Could you copy out every line of the data where the word "ferie" occurs?
------ Dataset extract
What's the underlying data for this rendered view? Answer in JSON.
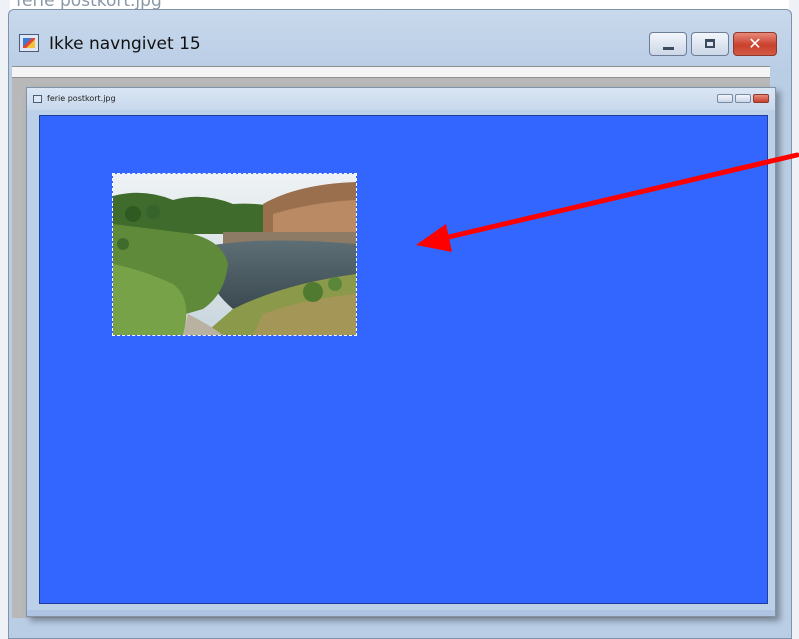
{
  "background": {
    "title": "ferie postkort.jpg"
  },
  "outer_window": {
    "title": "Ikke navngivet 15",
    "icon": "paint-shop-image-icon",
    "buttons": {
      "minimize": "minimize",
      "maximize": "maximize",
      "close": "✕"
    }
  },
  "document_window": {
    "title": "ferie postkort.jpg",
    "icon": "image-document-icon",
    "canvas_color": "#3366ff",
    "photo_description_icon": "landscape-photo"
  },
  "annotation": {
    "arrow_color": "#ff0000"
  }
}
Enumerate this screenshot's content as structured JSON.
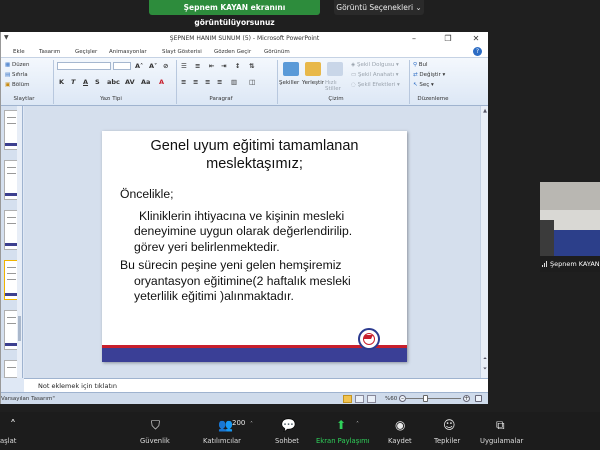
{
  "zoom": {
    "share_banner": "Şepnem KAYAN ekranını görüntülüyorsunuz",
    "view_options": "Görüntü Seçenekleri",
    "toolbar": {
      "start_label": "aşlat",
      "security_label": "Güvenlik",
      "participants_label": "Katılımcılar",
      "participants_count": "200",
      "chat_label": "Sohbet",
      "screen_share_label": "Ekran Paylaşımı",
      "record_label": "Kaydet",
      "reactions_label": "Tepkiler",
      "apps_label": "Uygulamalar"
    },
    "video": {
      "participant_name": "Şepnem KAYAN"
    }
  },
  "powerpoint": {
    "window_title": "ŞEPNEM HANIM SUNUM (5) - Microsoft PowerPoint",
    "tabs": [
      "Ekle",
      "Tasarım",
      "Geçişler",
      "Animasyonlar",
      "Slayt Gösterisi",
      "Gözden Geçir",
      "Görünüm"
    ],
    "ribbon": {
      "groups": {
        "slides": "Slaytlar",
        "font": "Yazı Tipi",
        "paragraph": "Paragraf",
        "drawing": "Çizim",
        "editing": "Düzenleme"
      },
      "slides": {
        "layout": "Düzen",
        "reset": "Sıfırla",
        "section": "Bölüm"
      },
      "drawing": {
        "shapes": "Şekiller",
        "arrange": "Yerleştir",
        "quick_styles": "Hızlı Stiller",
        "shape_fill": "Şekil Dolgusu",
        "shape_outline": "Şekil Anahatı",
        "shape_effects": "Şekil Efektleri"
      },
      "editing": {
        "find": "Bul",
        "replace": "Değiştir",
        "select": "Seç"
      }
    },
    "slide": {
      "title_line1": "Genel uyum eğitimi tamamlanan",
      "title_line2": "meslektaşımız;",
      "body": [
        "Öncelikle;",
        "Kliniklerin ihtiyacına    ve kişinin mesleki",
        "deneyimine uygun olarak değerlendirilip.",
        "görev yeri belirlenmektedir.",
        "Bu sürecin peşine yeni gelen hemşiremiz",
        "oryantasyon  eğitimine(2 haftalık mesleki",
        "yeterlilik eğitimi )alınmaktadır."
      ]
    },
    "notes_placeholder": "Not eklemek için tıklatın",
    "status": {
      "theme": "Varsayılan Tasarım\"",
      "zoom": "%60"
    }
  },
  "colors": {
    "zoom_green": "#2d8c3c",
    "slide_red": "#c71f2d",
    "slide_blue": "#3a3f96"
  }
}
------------
**Your response:**
    "title": "ferie postkort.jpg"
    "title": "ferie postkort.jpg",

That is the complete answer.